“Additionally, we recently brought together a group of transplant surgeons and nephrologists for a discussion about how we can better align and improve collaboration and have recently published peer-reviewed articles on this important topic.”

PAGE BREAK

Next steps

In an email interview about the study with Nephrology News & Issues, Rachel Patzer, PhD, MPH, associate professor and director of the Health Services Research Center at Emory University School of Medicine and the corresponding author on the JAMA study, said the researchers wanted to study information provided to patients before get referral for transplant.

“Important next steps are whether we see differences in profit status in some of these early steps to transplant (eg, referral and the start of the evaluation process), as there are many factors that influence wait listing and transplantation which may have less to do with the dialysis facility and more to do with the transplant center or the patient, such as whether the patient shows up to start the transplant evaluation process or whether the patient is medically eligible for a transplant, etc.,” Patzer said.

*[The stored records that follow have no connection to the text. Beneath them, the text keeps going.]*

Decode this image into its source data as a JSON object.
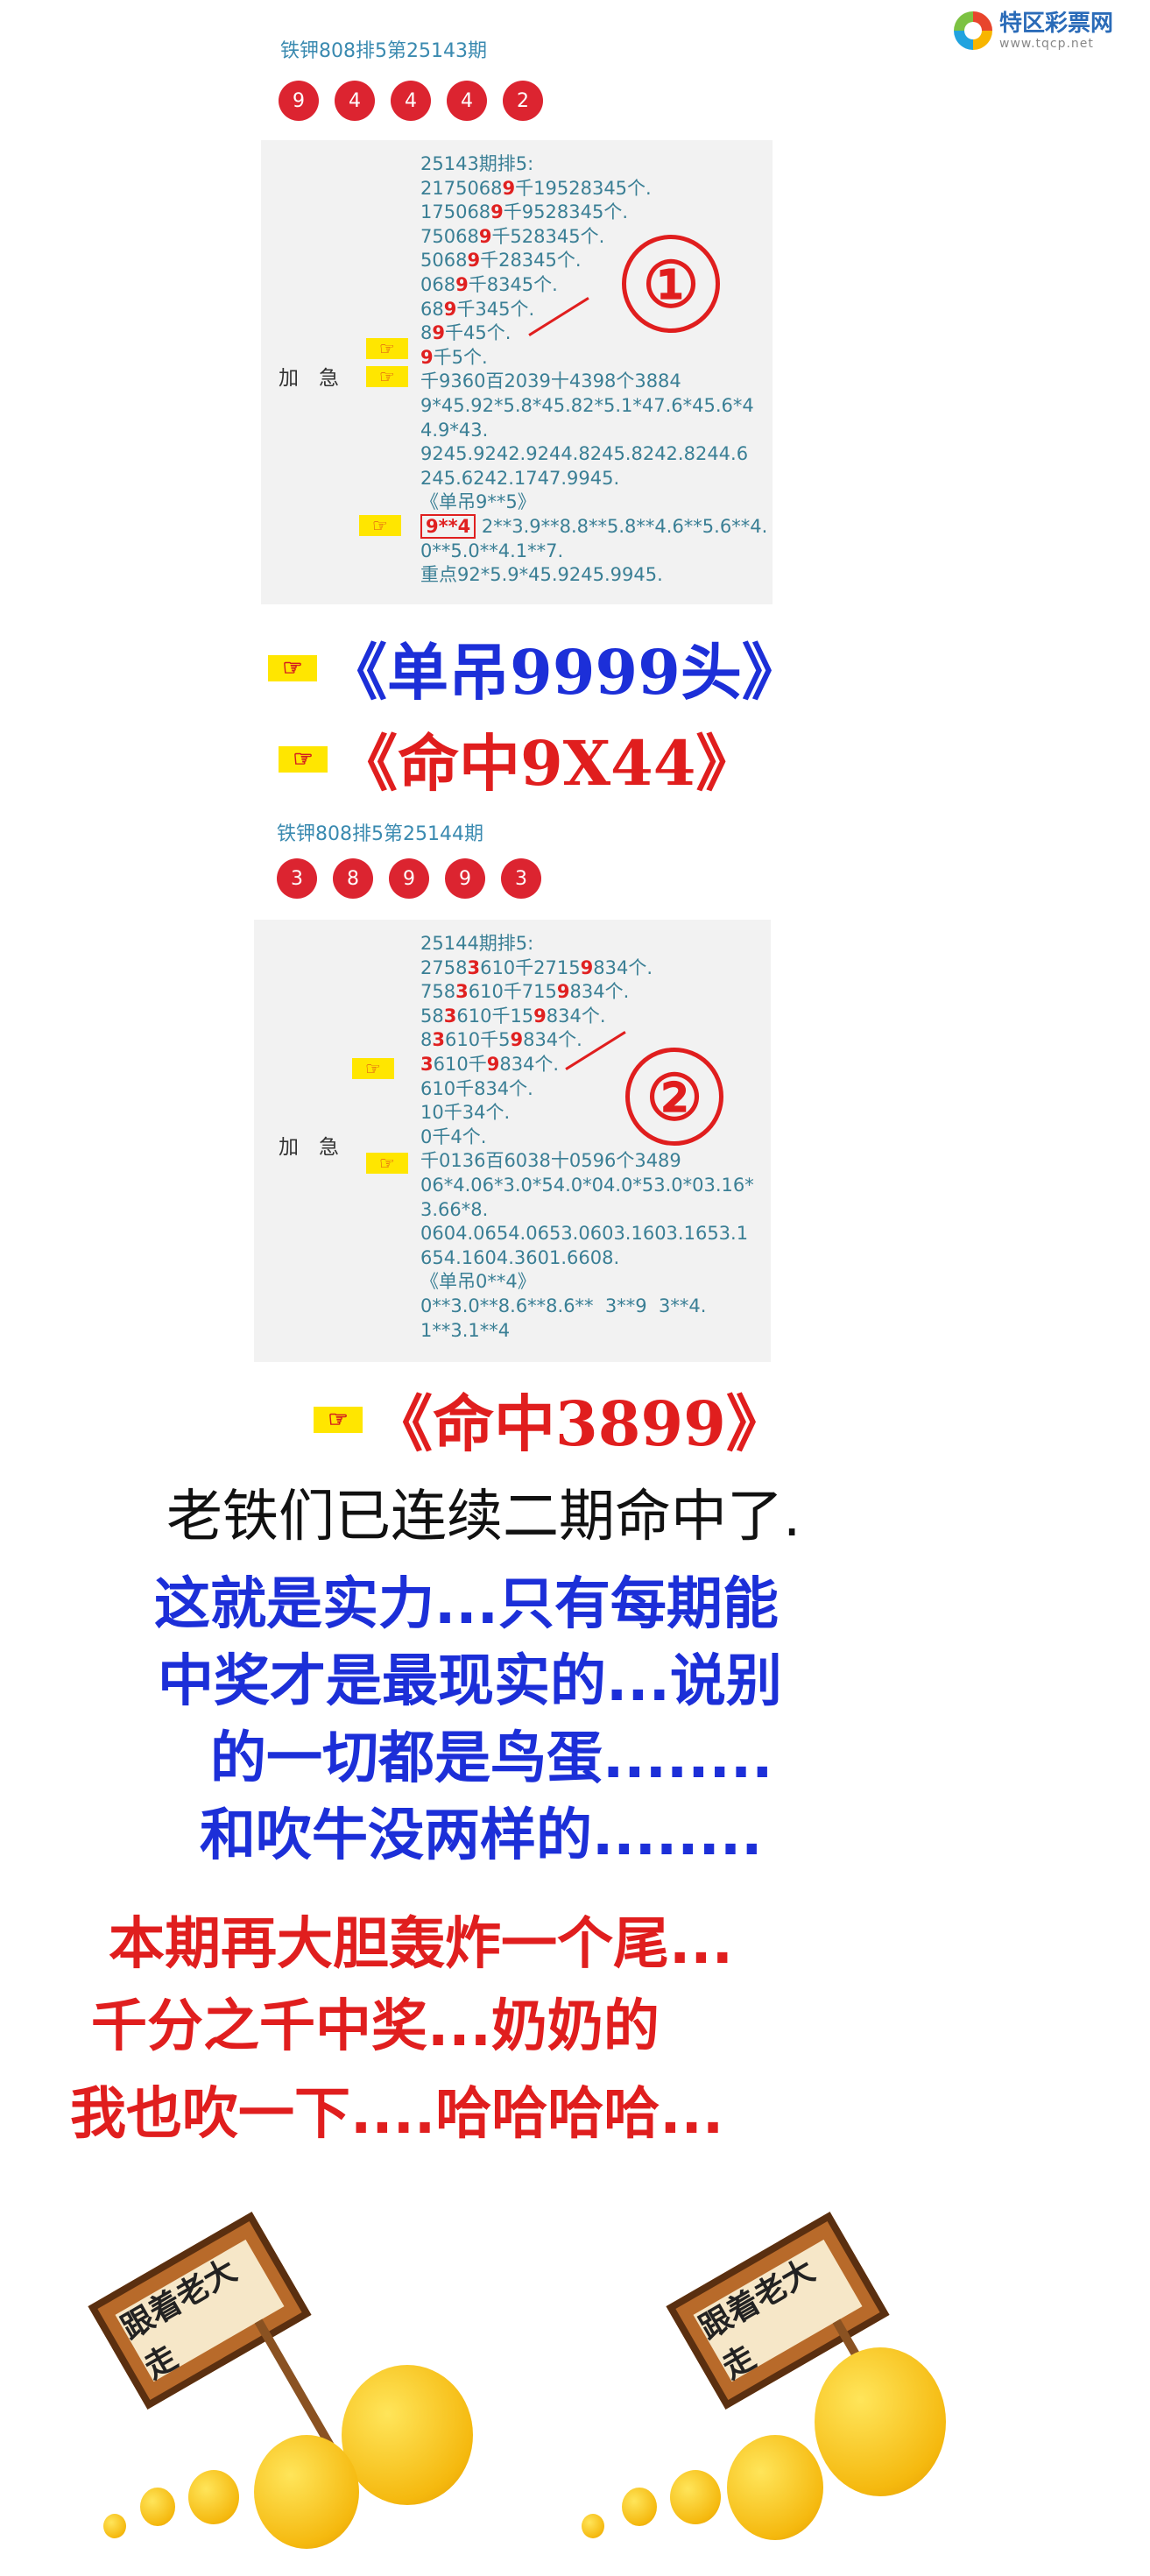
{
  "site": {
    "name": "特区彩票网",
    "url": "www.tqcp.net"
  },
  "section1": {
    "issue_title": "铁钾808排5第25143期",
    "balls": [
      "9",
      "4",
      "4",
      "4",
      "2"
    ],
    "badge": "①",
    "side_label": "加　急",
    "hand_icon": "pointing-hand-icon",
    "lines": [
      "25143期排5:",
      "2175068##9##千19528345个.",
      "175068##9##千9528345个.",
      "75068##9##千528345个.",
      "5068##9##千28345个.",
      "068##9##千8345个.",
      "68##9##千345个.",
      "8##9##千45个.",
      "##9##千5个.",
      "千9360百2039十4398个3884",
      "9*45.92*5.8*45.82*5.1*47.6*45.6*4",
      "4.9*43.",
      "9245.9242.9244.8245.8242.8244.6",
      "245.6242.1747.9945.",
      "《单吊9**5》",
      "9**4 2**3.9**8.8**5.8**4.6**5.6**4.",
      "0**5.0**4.1**7.",
      "重点92*5.9*45.9245.9945."
    ],
    "boxed_value": "9**4",
    "headline1": "《单吊9999头》",
    "headline2": "《命中9X44》"
  },
  "section2": {
    "issue_title": "铁钾808排5第25144期",
    "balls": [
      "3",
      "8",
      "9",
      "9",
      "3"
    ],
    "badge": "②",
    "side_label": "加　急",
    "lines": [
      "25144期排5:",
      "2758##3##610千2715##9##834个.",
      "758##3##610千715##9##834个.",
      "58##3##610千15##9##834个.",
      "8##3##610千5##9##834个.",
      "##3##610千##9##834个.",
      "610千834个.",
      "10千34个.",
      "0千4个.",
      "千0136百6038十0596个3489",
      "06*4.06*3.0*54.0*04.0*53.0*03.16*",
      "3.66*8.",
      "0604.0654.0653.0603.1603.1653.1",
      "654.1604.3601.6608.",
      "《单吊0**4》",
      "0**3.0**8.6**8.6**  3**9  3**4.",
      "1**3.1**4"
    ],
    "boxed_value": "3**9",
    "headline": "《命中3899》"
  },
  "texts": {
    "line_black": "老铁们已连续二期命中了.",
    "blue": [
      "这就是实力...只有每期能",
      "中奖才是最现实的...说别",
      "的一切都是鸟蛋........",
      "和吹牛没两样的........"
    ],
    "red": [
      "本期再大胆轰炸一个尾...",
      "千分之千中奖...奶奶的",
      "我也吹一下....哈哈哈哈..."
    ]
  },
  "sign_text": "跟着老大走",
  "colors": {
    "ball_red": "#dc2430",
    "headline_blue": "#1c2fd8",
    "headline_red": "#e01e1e",
    "panel_text": "#3a7f95"
  }
}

“This is an important future step,” she said.

Concerns about access

In another, L. Ebony Boulware, MD, MPH, and colleagues, noted that for-profit centers also treat a larger percentage of racial/ethnic minority patients and patients with lower economic status compared with not-for-profit centers. They noted this raises some concerns about access to transplant for these groups, which already face disparities in transplant rates.

“ ... These findings paint a bleak and discouraging picture on the function of the dialysis industry in assisting patients’ access to kidney transplantation overall, and they draw a particularly concerning light on how the business practices of different dialysis organizations might influence patients’ access to life-enhancing therapy,” they wrote.

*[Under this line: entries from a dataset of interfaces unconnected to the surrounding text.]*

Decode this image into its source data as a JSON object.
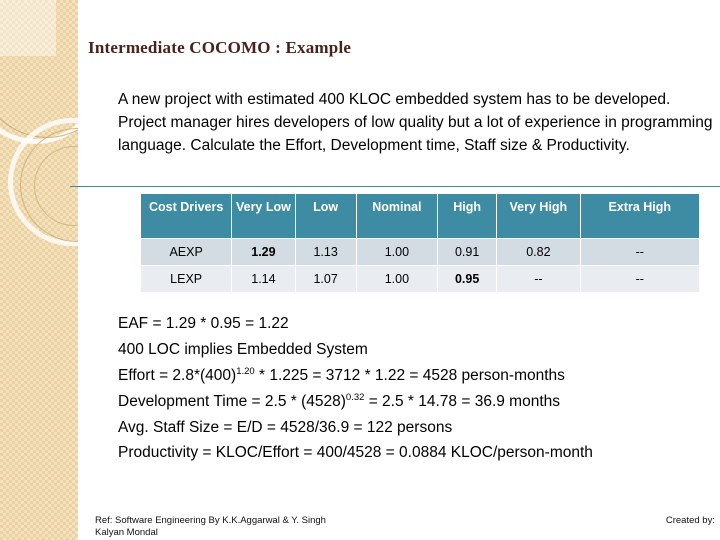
{
  "slide": {
    "title": "Intermediate COCOMO : Example",
    "intro": "A new project with estimated 400 KLOC embedded system has to be developed. Project manager hires developers of low quality but a lot of  experience in programming language. Calculate the Effort, Development time, Staff size & Productivity."
  },
  "table": {
    "headers": [
      "Cost Drivers",
      "Very Low",
      "Low",
      "Nominal",
      "High",
      "Very High",
      "Extra High"
    ],
    "rows": [
      {
        "label": "AEXP",
        "cells": [
          {
            "value": "1.29",
            "bold": true
          },
          {
            "value": "1.13",
            "bold": false
          },
          {
            "value": "1.00",
            "bold": false
          },
          {
            "value": "0.91",
            "bold": false
          },
          {
            "value": "0.82",
            "bold": false
          },
          {
            "value": "--",
            "bold": false
          }
        ]
      },
      {
        "label": "LEXP",
        "cells": [
          {
            "value": "1.14",
            "bold": false
          },
          {
            "value": "1.07",
            "bold": false
          },
          {
            "value": "1.00",
            "bold": false
          },
          {
            "value": "0.95",
            "bold": true
          },
          {
            "value": "--",
            "bold": false
          },
          {
            "value": "--",
            "bold": false
          }
        ]
      }
    ]
  },
  "calculations": {
    "eaf": "EAF = 1.29 * 0.95 = 1.22",
    "loc_note": "400 LOC implies Embedded System",
    "effort_pre": "Effort = 2.8*(400)",
    "effort_exp": "1.20",
    "effort_post": " * 1.225 = 3712 * 1.22 = 4528 person-months",
    "devtime_pre": "Development Time = 2.5 * (4528)",
    "devtime_exp": "0.32",
    "devtime_post": " = 2.5 * 14.78 = 36.9 months",
    "staff_size": "Avg. Staff Size = E/D = 4528/36.9 = 122 persons",
    "productivity": "Productivity = KLOC/Effort = 400/4528 = 0.0884 KLOC/person-month"
  },
  "footer": {
    "reference": "Ref: Software Engineering By K.K.Aggarwal & Y. Singh",
    "author": "Kalyan Mondal",
    "created_by": "Created by:"
  },
  "colors": {
    "header_teal": "#3d8ca3",
    "rule_teal": "#3f8ca1",
    "title_maroon": "#48231c",
    "row_shade": "#d2dce2",
    "row_light": "#e9edf1",
    "band_beige": "#f3e2bd"
  }
}
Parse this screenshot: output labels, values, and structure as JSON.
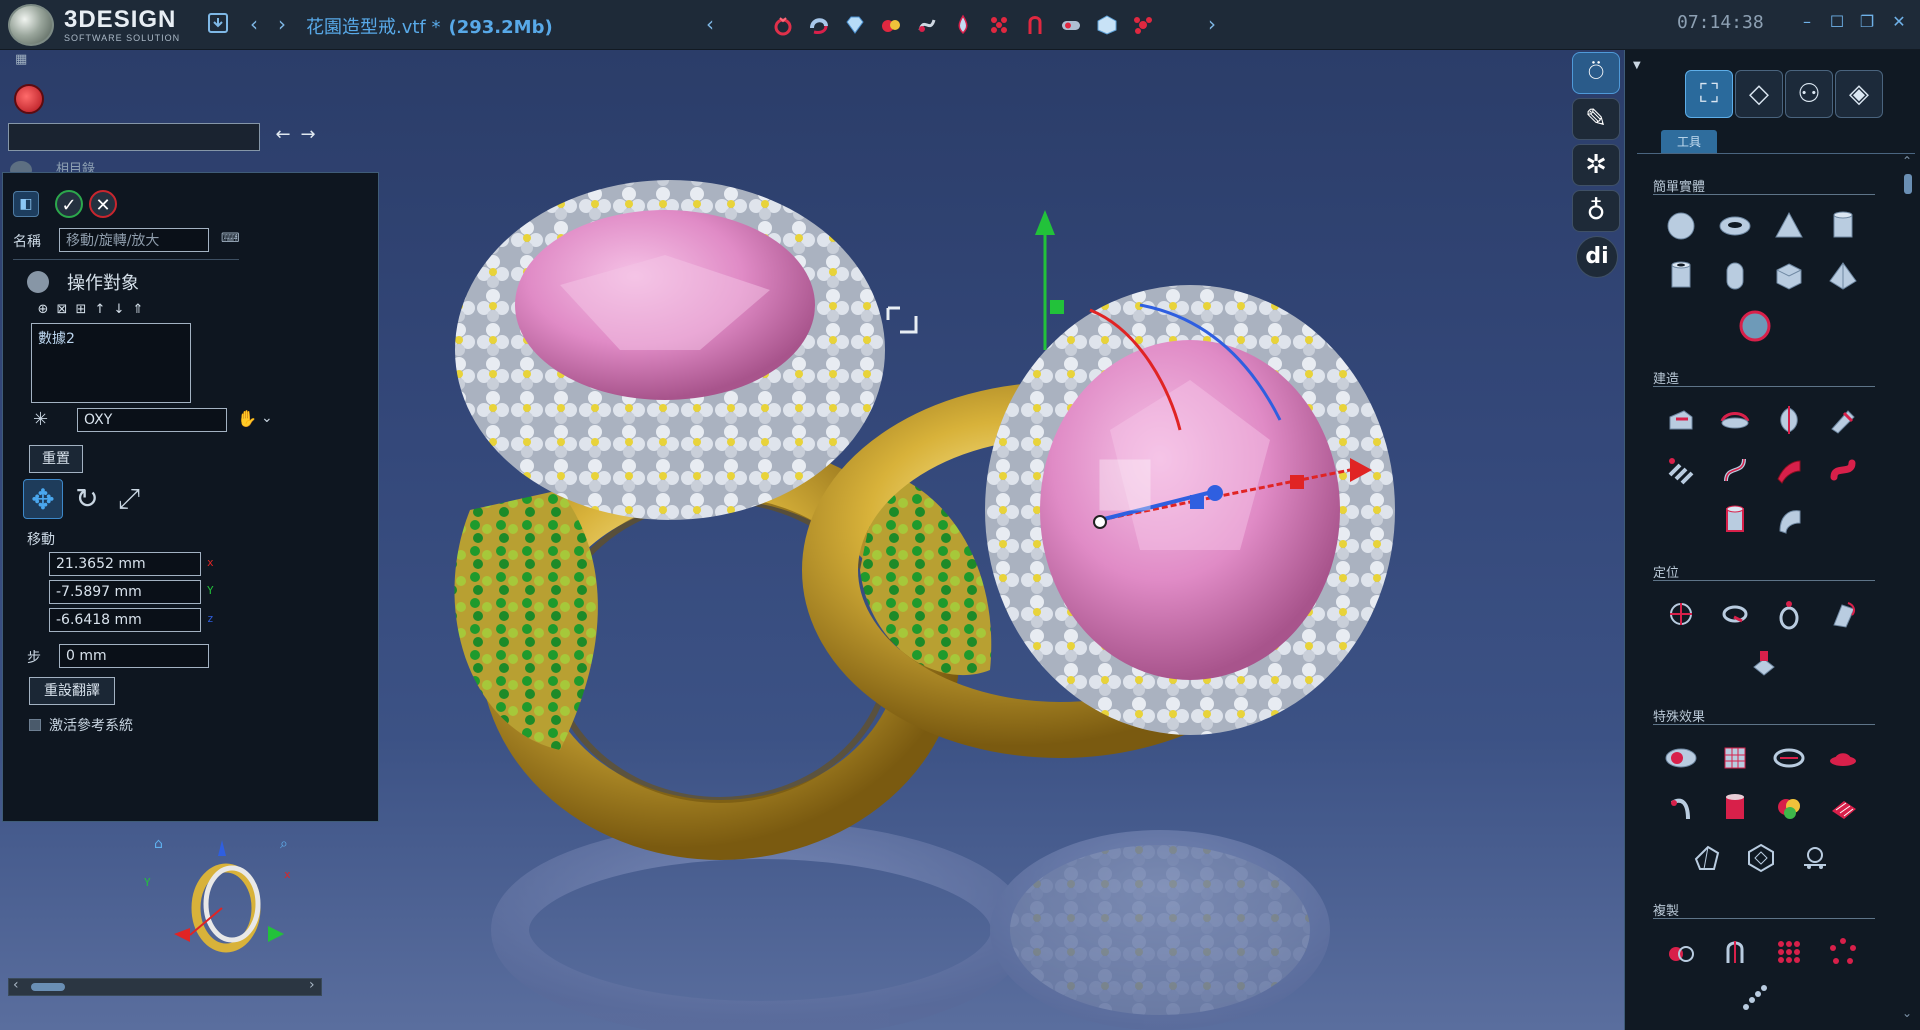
{
  "app": {
    "brand_name": "3DESIGN",
    "brand_sub": "SOFTWARE SOLUTION",
    "document_title": "花園造型戒.vtf *",
    "document_size": "(293.2Mb)",
    "clock": "07:14:38"
  },
  "command": {
    "input_value": "",
    "peek_text": "相目錄"
  },
  "properties": {
    "name_label": "名稱",
    "name_value": "移動/旋轉/放大",
    "objects_title": "操作對象",
    "objects": [
      "數據2"
    ],
    "plane_value": "OXY",
    "reset_label": "重置",
    "move_label": "移動",
    "move_x": "21.3652 mm",
    "move_y": "-7.5897 mm",
    "move_z": "-6.6418 mm",
    "axis_x": "x",
    "axis_y": "Y",
    "axis_z": "z",
    "step_label": "步",
    "step_value": "0 mm",
    "reset_translate_label": "重設翻譯",
    "activate_ref_label": "激活參考系統"
  },
  "tools_panel": {
    "subtab": "工具",
    "sections": {
      "simple_solids": "簡單實體",
      "build": "建造",
      "position": "定位",
      "special_effects": "特殊效果",
      "copy": "複製"
    }
  },
  "colors": {
    "accent": "#58a9e8",
    "ok_green": "#2ca84c",
    "cancel_red": "#c8262e",
    "axis_x": "#e02424",
    "axis_y": "#22c23a",
    "axis_z": "#2f5fe0",
    "gold": "#d8b23a",
    "gem_pink": "#e58fc9"
  },
  "icons": {
    "toolbar": [
      "save-icon",
      "back-icon",
      "forward-icon",
      "ring-icon",
      "bangle-icon",
      "gem-icon",
      "stones-icon",
      "curve-icon",
      "drop-icon",
      "pave-icon",
      "prong-icon",
      "pipe-icon",
      "cube-icon",
      "cluster-icon"
    ],
    "side_strip": [
      "ring-tool-icon",
      "sketch-icon",
      "wireframe-icon",
      "gem-setting-icon",
      "di-icon"
    ]
  }
}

Patzer said the authors looked at several factors that might increase referrals to transplant.

“We have seen that for-profit facilities have fewer social workers per 100 patients, which is potentially addressable and may help with educating more patients about transplant as a treatment option,” she said.

“It is required by law that all patients are educated about transplant as a treatment option within the first 60 days [of starting dialysis] and then annually thereafter,” Patzer told Nephrology News & Issues.

The authors also noted patients initially treated at non-profit centers who later switched to a for-profit center for dialysis care had a greater likelihood of getting a transplant.

“This may suggest there is something beneficial about the early exposure (eg, to education, transplant philosophy, etc.) at a nonprofit that may carry over even if someone switches to a for-profit facility after some time,” Patzer wrote. – by Mark E. Neumann

Disclosures: Boulware, Gander, Kshirsagar, Patzer and Puffer report no relevant financial disclosures.